Still others will say, “How can a good God send people to hell?” This is a subject that deserves more attention than I’m going to give it here, but remember that God is both loving and just. Justice means sin must be punished. Love provided the Perfect Substitute in Jesus so that those who deserve justice can receive mercy instead.
God is good — we must embrace this fact for times we find it difficult to “give thanks”. Even when life seems bad, we can find great comfort in knowing God is good.
“Give thanks . . . for His love endures forever”
Why should we “give thanks”? Twenty-six times, this psalm tells us “His love endures forever”. The Hebrew word behind “love” is hesed. It describes love in action — love, kindness, grace and mercy all wrapped up and freely given without obligation. Is there any greater theme in the Bible? Any greater reason to “give thanks” than God’s eternal love?
And don’t rush past that word “forever”. God is eternal, so His love is eternal. It’s the never-ending kind love. Can anything be more helpful to know when we don’t feel thankful?
This loving God has a master plan for the human race and because He is eternal, it will come to pass. The master plan of an eternal God has been hugely encouraging to me in those times when I’m discouraged and having trouble being thankful. The Bible — from Genesis to Revelation — presents God’s master plan. Better than any other faith system I’ve encountered, it explains our world:

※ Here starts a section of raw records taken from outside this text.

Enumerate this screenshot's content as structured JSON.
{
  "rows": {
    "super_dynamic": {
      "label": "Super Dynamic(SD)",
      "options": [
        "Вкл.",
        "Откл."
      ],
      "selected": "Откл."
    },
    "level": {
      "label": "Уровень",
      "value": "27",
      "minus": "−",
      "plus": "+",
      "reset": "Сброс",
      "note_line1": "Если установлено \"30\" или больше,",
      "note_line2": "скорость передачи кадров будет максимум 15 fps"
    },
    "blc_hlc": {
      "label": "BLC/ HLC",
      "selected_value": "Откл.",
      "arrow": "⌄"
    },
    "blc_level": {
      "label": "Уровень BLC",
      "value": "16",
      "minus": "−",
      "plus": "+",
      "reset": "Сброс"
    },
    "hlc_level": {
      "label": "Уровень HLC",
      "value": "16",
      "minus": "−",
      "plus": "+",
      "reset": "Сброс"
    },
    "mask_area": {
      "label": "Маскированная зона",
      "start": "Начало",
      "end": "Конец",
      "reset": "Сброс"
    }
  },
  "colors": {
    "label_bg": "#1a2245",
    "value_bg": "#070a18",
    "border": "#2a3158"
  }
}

It began with a perfect creation. God and man in close, personal relationship. No death, no suffering — just life and freedom and love.
It was messed up by sin, creating separation between God and people. Death came into the world, along with suffering and disease and war. God allowed this for His own reasons. One of which was so we would know that His commands are not just rules, but one of the ways God protects us.
When Jesus came, He brought reconciliation between God and man. His death paid for our sins and His resurrection proved He was God and could offer us eternal life with God if we will only trust Him.
The final pages of the Bible show us God’s re-creation. Again, God allowed sin to come into the world and infect every part of His perfect creation, but He will re-create — He promises that one day that perfect creation will be a reality again. God and people will be in close, personal relationship with no death, no suffering, no sin. Only life and freedom and love.
That’s the short version of the story presented in the Bible: Creation, Separation, Reconciliation and Re-Creation. This present time of pain and disappointment will not last forever. God will return us to a perfect world once again if we will only trust Him. And, knowing He has a plan that ends perfectly makes it possible to give Him thanks today.
I challenge you do that: “Give thanks (out loud) to the Lord (of lords), for He is good (even when we don’t see it)”. No matter what is going on in your life, remember that God is still Lord. He is still good. And, His love endures forever. Speak your thanks out loud. Look for the ways He has been good to you. Look for the times He has made His love evident — perhaps through His word or a person in your life. Remember His promises in His word — read them again and again, especially His promises fulfilled in Jesus and the promises He has made for the future.
Even if you’re homeless, hungry, tired, lonely or sore from sleeping in your car. I don’t share your predicament, and I don’t have any right to tell you what to do. But I invite you to let this verse from Psalm 136 strengthen and encourage you. Even as you ask God to help you through this tough time or the tough times you will go through in the future, remember to “give thanks to the Lord, for He is good. His love endures forever”.